By Jennifer Pagonis in Schwäbische Alb, Germany




Related Internet Links

UNHCR is not responsible for the content and availability of external internet sites

Pakistan: Fleeing to Safety

More than 1.5 million people flee their homes in North-West Pakistan.

Fighting between the army and Taliban militants in and around the Swat Valley in Pakistan's North-West Frontier Province has displaced more than 1.5 million people since the beginning of May. Some of the displaced are being sheltered in camps set up by the government and supplied by UNHCR. Others - the majority, in fact - are staying in public buildings, such as schools, or with friends and extended family members. Living conditions are harsh. With the onset of summer, rising temperatures are contributing to a range of ailments, especially for villagers from Swat accustomed to a cooler climate. Pakistan's displacement crisis has triggered an outpouring of generosity at home. UN High Commissioner for Refugees António Guterres is urging a "massive" assistance effort from abroad as well.
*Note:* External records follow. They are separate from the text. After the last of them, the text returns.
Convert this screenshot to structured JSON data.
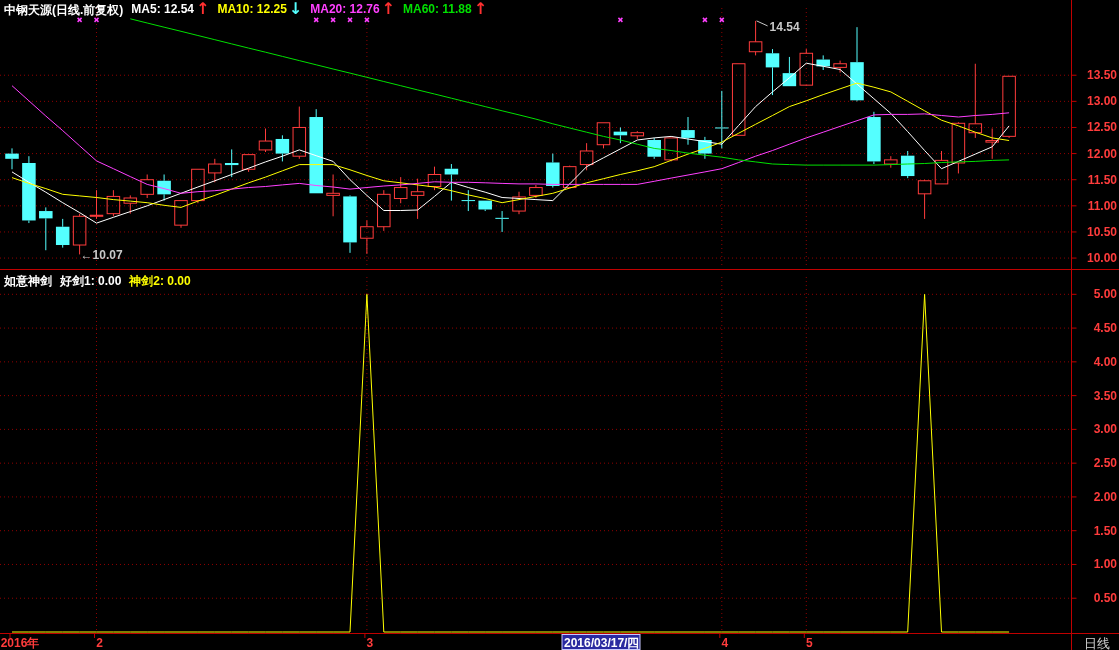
{
  "price_chart": {
    "title": "中钢天源(日线.前复权)",
    "legend": [
      {
        "kind": "value",
        "label": "MA5: 12.54",
        "color": "#ffffff"
      },
      {
        "kind": "arrow",
        "label": "↑",
        "color": "#ff3030"
      },
      {
        "kind": "value",
        "label": "MA10: 12.25",
        "color": "#ffff00"
      },
      {
        "kind": "arrow",
        "label": "↓",
        "color": "#54ffff"
      },
      {
        "kind": "value",
        "label": "MA20: 12.76",
        "color": "#ff40ff"
      },
      {
        "kind": "arrow",
        "label": "↑",
        "color": "#ff3030"
      },
      {
        "kind": "value",
        "label": "MA60: 11.88",
        "color": "#00e000"
      },
      {
        "kind": "arrow",
        "label": "↑",
        "color": "#ff3030"
      }
    ],
    "chart_data": {
      "type": "candlestick",
      "grid": true,
      "ylim": [
        9.81,
        14.94
      ],
      "categories": [
        null,
        null,
        null,
        null,
        null,
        null,
        null,
        null,
        null,
        null,
        null,
        null,
        null,
        null,
        null,
        null,
        null,
        null,
        null,
        null,
        null,
        null,
        null,
        null,
        null,
        null,
        null,
        null,
        null,
        null,
        null,
        null,
        null,
        null,
        null,
        null,
        null,
        null,
        null,
        null,
        null,
        null,
        null,
        null,
        null,
        null,
        null,
        null,
        null,
        null,
        null,
        null,
        null,
        null,
        null,
        null,
        null,
        null,
        null,
        null
      ],
      "yticks": [
        {
          "value": 10,
          "label": "10.00"
        },
        {
          "value": 10.5,
          "label": "10.50"
        },
        {
          "value": 11,
          "label": "11.00"
        },
        {
          "value": 11.5,
          "label": "11.50"
        },
        {
          "value": 12,
          "label": "12.00"
        },
        {
          "value": 12.5,
          "label": "12.50"
        },
        {
          "value": 13,
          "label": "13.00"
        },
        {
          "value": 13.5,
          "label": "13.50"
        }
      ],
      "ohlc": [
        [
          12.0,
          12.1,
          11.7,
          11.9
        ],
        [
          11.82,
          11.95,
          10.67,
          10.72
        ],
        [
          10.9,
          10.97,
          10.15,
          10.76
        ],
        [
          10.6,
          10.75,
          10.2,
          10.25
        ],
        [
          10.25,
          10.85,
          10.07,
          10.8
        ],
        [
          10.8,
          11.3,
          10.75,
          10.82
        ],
        [
          10.85,
          11.3,
          10.8,
          11.18
        ],
        [
          11.05,
          11.2,
          10.85,
          11.15
        ],
        [
          11.22,
          11.6,
          11.15,
          11.5
        ],
        [
          11.48,
          11.6,
          11.1,
          11.22
        ],
        [
          10.63,
          11.1,
          10.58,
          11.1
        ],
        [
          11.1,
          11.7,
          11.05,
          11.7
        ],
        [
          11.63,
          11.9,
          11.45,
          11.8
        ],
        [
          11.82,
          12.08,
          11.55,
          11.78
        ],
        [
          11.7,
          11.98,
          11.65,
          11.98
        ],
        [
          12.07,
          12.48,
          12.03,
          12.24
        ],
        [
          12.28,
          12.35,
          11.85,
          12.0
        ],
        [
          11.95,
          12.9,
          11.9,
          12.5
        ],
        [
          12.7,
          12.85,
          11.24,
          11.24
        ],
        [
          11.2,
          11.6,
          10.8,
          11.24
        ],
        [
          11.18,
          11.2,
          10.1,
          10.3
        ],
        [
          10.38,
          10.72,
          10.08,
          10.6
        ],
        [
          10.6,
          11.3,
          10.52,
          11.22
        ],
        [
          11.14,
          11.55,
          11.05,
          11.35
        ],
        [
          11.2,
          11.52,
          10.75,
          11.27
        ],
        [
          11.37,
          11.75,
          11.3,
          11.6
        ],
        [
          11.71,
          11.8,
          11.1,
          11.6
        ],
        [
          11.11,
          11.3,
          10.9,
          11.1
        ],
        [
          11.1,
          11.1,
          10.9,
          10.93
        ],
        [
          10.77,
          10.9,
          10.5,
          10.76
        ],
        [
          10.9,
          11.27,
          10.84,
          11.17
        ],
        [
          11.2,
          11.4,
          11.15,
          11.35
        ],
        [
          11.83,
          12.0,
          11.35,
          11.38
        ],
        [
          11.35,
          11.77,
          11.35,
          11.75
        ],
        [
          11.79,
          12.2,
          11.68,
          12.05
        ],
        [
          12.17,
          12.59,
          12.1,
          12.59
        ],
        [
          12.42,
          12.5,
          12.2,
          12.35
        ],
        [
          12.34,
          12.43,
          12.28,
          12.4
        ],
        [
          12.26,
          12.3,
          11.9,
          11.94
        ],
        [
          11.88,
          12.3,
          11.85,
          12.3
        ],
        [
          12.45,
          12.7,
          12.17,
          12.3
        ],
        [
          12.26,
          12.32,
          11.9,
          12.0
        ],
        [
          12.5,
          13.2,
          12.1,
          12.49
        ],
        [
          12.35,
          13.72,
          12.35,
          13.72
        ],
        [
          13.95,
          14.54,
          13.88,
          14.14
        ],
        [
          13.92,
          14.0,
          13.12,
          13.65
        ],
        [
          13.54,
          13.85,
          13.29,
          13.29
        ],
        [
          13.31,
          14.0,
          13.3,
          13.92
        ],
        [
          13.8,
          13.88,
          13.6,
          13.67
        ],
        [
          13.65,
          13.78,
          13.55,
          13.72
        ],
        [
          13.75,
          14.42,
          13.0,
          13.02
        ],
        [
          12.7,
          12.8,
          11.8,
          11.85
        ],
        [
          11.8,
          11.95,
          11.73,
          11.88
        ],
        [
          11.96,
          12.05,
          11.53,
          11.57
        ],
        [
          11.23,
          11.5,
          10.75,
          11.48
        ],
        [
          11.42,
          12.05,
          11.42,
          11.87
        ],
        [
          11.82,
          12.6,
          11.62,
          12.58
        ],
        [
          12.4,
          13.72,
          12.3,
          12.57
        ],
        [
          12.22,
          12.48,
          11.9,
          12.25
        ],
        [
          12.33,
          13.48,
          12.3,
          13.48
        ]
      ],
      "series": [
        {
          "type": "line",
          "color": "#ffffff",
          "values": [
            11.65,
            11.45,
            11.26,
            11.06,
            10.87,
            10.67,
            10.78,
            10.89,
            11.0,
            11.12,
            11.24,
            11.36,
            11.48,
            11.6,
            11.72,
            11.84,
            11.95,
            12.07,
            11.96,
            11.85,
            11.5,
            11.2,
            10.91,
            10.91,
            10.92,
            11.18,
            11.45,
            11.35,
            11.26,
            11.16,
            11.14,
            11.12,
            11.1,
            11.42,
            11.75,
            11.92,
            12.09,
            12.26,
            12.3,
            12.33,
            12.28,
            12.23,
            12.18,
            12.54,
            12.9,
            13.18,
            13.45,
            13.73,
            13.67,
            13.61,
            13.33,
            13.05,
            12.77,
            12.42,
            12.06,
            11.71,
            11.85,
            11.99,
            12.13,
            12.53
          ]
        },
        {
          "type": "line",
          "color": "#ffff00",
          "values": [
            11.54,
            11.43,
            11.33,
            11.22,
            11.19,
            11.16,
            11.12,
            11.09,
            11.06,
            11.01,
            10.97,
            11.09,
            11.2,
            11.32,
            11.44,
            11.55,
            11.67,
            11.79,
            11.79,
            11.79,
            11.69,
            11.58,
            11.48,
            11.44,
            11.4,
            11.36,
            11.29,
            11.21,
            11.14,
            11.06,
            11.12,
            11.18,
            11.24,
            11.34,
            11.44,
            11.52,
            11.6,
            11.67,
            11.75,
            11.87,
            11.99,
            12.1,
            12.22,
            12.39,
            12.56,
            12.73,
            12.9,
            13.01,
            13.13,
            13.24,
            13.35,
            13.27,
            13.18,
            13.0,
            12.82,
            12.64,
            12.53,
            12.41,
            12.3,
            12.25
          ]
        },
        {
          "type": "line",
          "color": "#ff40ff",
          "values": [
            13.3,
            13.01,
            12.72,
            12.44,
            12.15,
            11.86,
            11.71,
            11.56,
            11.41,
            11.33,
            11.24,
            11.27,
            11.29,
            11.32,
            11.35,
            11.37,
            11.4,
            11.43,
            11.39,
            11.36,
            11.32,
            11.35,
            11.38,
            11.4,
            11.43,
            11.46,
            11.45,
            11.45,
            11.44,
            11.43,
            11.42,
            11.42,
            11.41,
            11.41,
            11.41,
            11.41,
            11.41,
            11.41,
            11.47,
            11.53,
            11.59,
            11.65,
            11.71,
            11.83,
            11.95,
            12.06,
            12.18,
            12.3,
            12.41,
            12.52,
            12.63,
            12.74,
            12.75,
            12.75,
            12.76,
            12.73,
            12.7,
            12.73,
            12.75,
            12.78
          ]
        },
        {
          "type": "line",
          "color": "#00e000",
          "values": [
            null,
            null,
            null,
            null,
            null,
            null,
            null,
            14.58,
            14.5,
            14.42,
            14.34,
            14.26,
            14.18,
            14.1,
            14.02,
            13.94,
            13.86,
            13.78,
            13.7,
            13.62,
            13.54,
            13.46,
            13.38,
            13.3,
            13.22,
            13.14,
            13.06,
            12.98,
            12.9,
            12.82,
            12.74,
            12.66,
            12.57,
            12.49,
            12.41,
            12.33,
            12.26,
            12.18,
            12.1,
            12.06,
            12.01,
            11.97,
            11.93,
            11.88,
            11.84,
            11.8,
            11.79,
            11.78,
            11.78,
            11.78,
            11.78,
            11.78,
            11.79,
            11.8,
            11.81,
            11.83,
            11.84,
            11.85,
            11.87,
            11.88
          ]
        },
        {
          "type": "scatter",
          "color": "#ff40ff",
          "values": [
            null,
            null,
            null,
            null,
            14.56,
            14.56,
            null,
            null,
            null,
            null,
            null,
            null,
            null,
            null,
            null,
            null,
            null,
            null,
            14.56,
            14.56,
            14.56,
            14.56,
            null,
            null,
            null,
            null,
            null,
            null,
            null,
            null,
            null,
            null,
            null,
            null,
            null,
            null,
            14.56,
            null,
            null,
            null,
            null,
            14.56,
            14.56,
            null,
            null,
            null,
            null,
            null,
            null,
            null,
            null,
            null,
            null,
            null,
            null,
            null,
            null,
            null,
            null,
            null
          ]
        }
      ],
      "annotations": [
        "14.54",
        "←10.07"
      ]
    }
  },
  "indicator_chart": {
    "title": "如意神剑",
    "legend": [
      {
        "kind": "value",
        "label": "好剑1: 0.00",
        "color": "#ffffff"
      },
      {
        "kind": "value",
        "label": "神剑2: 0.00",
        "color": "#ffff00"
      }
    ],
    "chart_data": {
      "type": "line",
      "grid": true,
      "ylim": [
        0,
        5.36
      ],
      "categories": [
        "2016年",
        null,
        null,
        null,
        null,
        "2",
        null,
        null,
        null,
        null,
        null,
        null,
        null,
        null,
        null,
        null,
        null,
        null,
        null,
        null,
        null,
        "3",
        null,
        null,
        null,
        null,
        null,
        null,
        null,
        null,
        null,
        null,
        null,
        null,
        null,
        null,
        null,
        null,
        null,
        null,
        null,
        null,
        "4",
        null,
        null,
        null,
        null,
        "5",
        null,
        null,
        null,
        null,
        null,
        null,
        null,
        null,
        null,
        null,
        null,
        null
      ],
      "yticks": [
        {
          "value": 0.5,
          "label": "0.50"
        },
        {
          "value": 1,
          "label": "1.00"
        },
        {
          "value": 1.5,
          "label": "1.50"
        },
        {
          "value": 2,
          "label": "2.00"
        },
        {
          "value": 2.5,
          "label": "2.50"
        },
        {
          "value": 3,
          "label": "3.00"
        },
        {
          "value": 3.5,
          "label": "3.50"
        },
        {
          "value": 4,
          "label": "4.00"
        },
        {
          "value": 4.5,
          "label": "4.50"
        },
        {
          "value": 5,
          "label": "5.00"
        }
      ],
      "series": [
        {
          "type": "line",
          "color": "#ffff00",
          "values": [
            0,
            0,
            0,
            0,
            0,
            0,
            0,
            0,
            0,
            0,
            0,
            0,
            0,
            0,
            0,
            0,
            0,
            0,
            0,
            0,
            0,
            5,
            0,
            0,
            0,
            0,
            0,
            0,
            0,
            0,
            0,
            0,
            0,
            0,
            0,
            0,
            0,
            0,
            0,
            0,
            0,
            0,
            0,
            0,
            0,
            0,
            0,
            0,
            0,
            0,
            0,
            0,
            0,
            0,
            5,
            0,
            0,
            0,
            0,
            0
          ]
        }
      ]
    },
    "date_cursor": "2016/03/17/四"
  },
  "period": "日线"
}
Pakistan: Fleeing to Safety

An Infant's Journey to Safety

Three days after giving birth to her fourth child, a girl she named Hawler, Peroz concluded that the situation in her hometown of Hassake, Syria, was too dangerous for her children. She decided to make the difficult journey to northern Iraq. Along the way, she and Hawler were sick. "I was terrified the baby might die," said Peroz, 27.

Although the border was closed, guards felt compassion for the newborn child and let Peroz's family enter. A few days later Peroz and her children were reunited with their father and now they are living with hundreds of other refugees in a small park on the outskirts of Erbil.

Battling mosquitoes and soaring daytime temperatures, and with little more than blankets for comfort and a breakfast of bread and cheese for nourishment, Peroz and her husband hope to be transferred to a new tented settlement.

Over the past few weeks, tens of thousands of Syrians have flooded into northern Iraq, fleeing violence. With existing camps at full capacity, many refugee families are finding shelter anywhere they can. The local government has started transferring people from Qushtapa Park to a nearby camp. UNHCR is registering the refugees, as well as providing tents and life-saving assistance.

An Infant's Journey to Safety

Malian refugees flee for safety to Niger

Thousands of Malian families have arrived in Niger since mid-January, fleeing fighting between a rebel Tuareg movement and Malian government forces in northern Mali. Refugees are living in makeshift settlements along the border, exposed to the sun and wind by day, and cold at night. UNHCR has started distributing relief assistance and is planning to open camps in safer areas further away from the border. UNHCR's Helene Caux met with some the refugees who all expressed their desire to return to their country once peace prevails.

Malian refugees flee for safety to Niger

South Sudan: A Long Walk in Search of Safety Play video

South Sudan: A Long Walk in Search of Safety

Years of fighting between Sudan and rebel forces have sent more than 240,000 people fleeing to neighbouring South Sudan, a country embroiled in its own conflict. After weeks on foot, Amal Bakith and her five children are settling in at Ajoung Thok refugee camp where they receive food, shelter, access to education and land.
Tanzania: Fleeing Burundi, Refugees Seek SafetyPlay video

Tanzania: Fleeing Burundi, Refugees Seek Safety

He used to fix broken bicycles in Burundi, but as political troubles and killings mounted Nestor Kamza decided to flee. In search of safety he and his family walked non-stop for 24-hours until they reached Tanzania. His family is among more than 100,000 people who have fled from political violence in Burundi and arrived in the Nyarugusu camp which has almost tripled in size. To alleviate overcrowding in the camp, UNHCR and its partners have planned to open three new camps and have started moving tens of thousands of Burundian refugees to a new, less congested, home
Nigeria: Back to schoolPlay video

Nigeria: Back to school

When gun-toting Boko Haram insurgents attacked villages in north-eastern Nigeria, thousands of children fled to safety. They now have years of lessons to catch up on as they return to schools, some of which now double as camps for internally displaced people or remain scarred by bullets.